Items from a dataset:
○ ○ ○ ○ ○ ○ ○

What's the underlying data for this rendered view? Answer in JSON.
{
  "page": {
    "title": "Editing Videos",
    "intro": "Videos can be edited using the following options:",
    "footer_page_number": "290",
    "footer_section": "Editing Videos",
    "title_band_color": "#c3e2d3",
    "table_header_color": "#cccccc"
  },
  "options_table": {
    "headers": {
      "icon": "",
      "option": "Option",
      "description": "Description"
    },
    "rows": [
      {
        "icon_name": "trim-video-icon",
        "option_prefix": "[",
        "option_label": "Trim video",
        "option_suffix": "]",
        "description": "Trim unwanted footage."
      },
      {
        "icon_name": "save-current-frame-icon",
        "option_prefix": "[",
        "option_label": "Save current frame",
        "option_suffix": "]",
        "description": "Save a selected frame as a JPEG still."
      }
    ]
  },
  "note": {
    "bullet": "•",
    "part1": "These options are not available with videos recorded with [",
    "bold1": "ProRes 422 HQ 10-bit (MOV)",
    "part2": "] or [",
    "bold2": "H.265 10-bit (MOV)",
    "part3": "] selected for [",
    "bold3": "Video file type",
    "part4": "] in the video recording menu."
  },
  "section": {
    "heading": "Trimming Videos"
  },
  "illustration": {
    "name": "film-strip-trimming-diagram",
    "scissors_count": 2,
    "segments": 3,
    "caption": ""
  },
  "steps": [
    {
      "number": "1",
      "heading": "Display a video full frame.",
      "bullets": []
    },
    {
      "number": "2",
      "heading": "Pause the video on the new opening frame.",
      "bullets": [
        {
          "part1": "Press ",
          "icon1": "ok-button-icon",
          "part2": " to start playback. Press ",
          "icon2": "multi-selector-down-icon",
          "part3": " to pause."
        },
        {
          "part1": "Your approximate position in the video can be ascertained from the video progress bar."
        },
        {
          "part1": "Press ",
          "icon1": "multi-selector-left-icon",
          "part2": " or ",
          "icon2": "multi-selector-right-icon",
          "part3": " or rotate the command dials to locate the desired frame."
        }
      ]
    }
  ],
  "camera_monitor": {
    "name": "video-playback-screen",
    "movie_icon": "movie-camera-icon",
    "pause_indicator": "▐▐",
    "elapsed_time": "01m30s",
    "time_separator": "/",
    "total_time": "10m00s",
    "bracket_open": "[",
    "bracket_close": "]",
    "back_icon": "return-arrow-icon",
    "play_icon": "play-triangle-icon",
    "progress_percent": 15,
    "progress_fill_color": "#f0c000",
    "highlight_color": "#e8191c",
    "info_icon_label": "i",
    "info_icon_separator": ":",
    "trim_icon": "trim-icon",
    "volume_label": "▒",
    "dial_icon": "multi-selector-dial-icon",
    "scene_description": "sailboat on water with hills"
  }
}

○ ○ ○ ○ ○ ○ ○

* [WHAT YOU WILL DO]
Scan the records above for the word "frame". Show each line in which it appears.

* [TASK RESULT]
        "icon_name": "save-current-frame-icon",
        "option_label": "Save current frame",
        "description": "Save a selected frame as a JPEG still."
      "heading": "Display a video full frame.",
      "heading": "Pause the video on the new opening frame.",
          "part3": " or rotate the command dials to locate the desired frame."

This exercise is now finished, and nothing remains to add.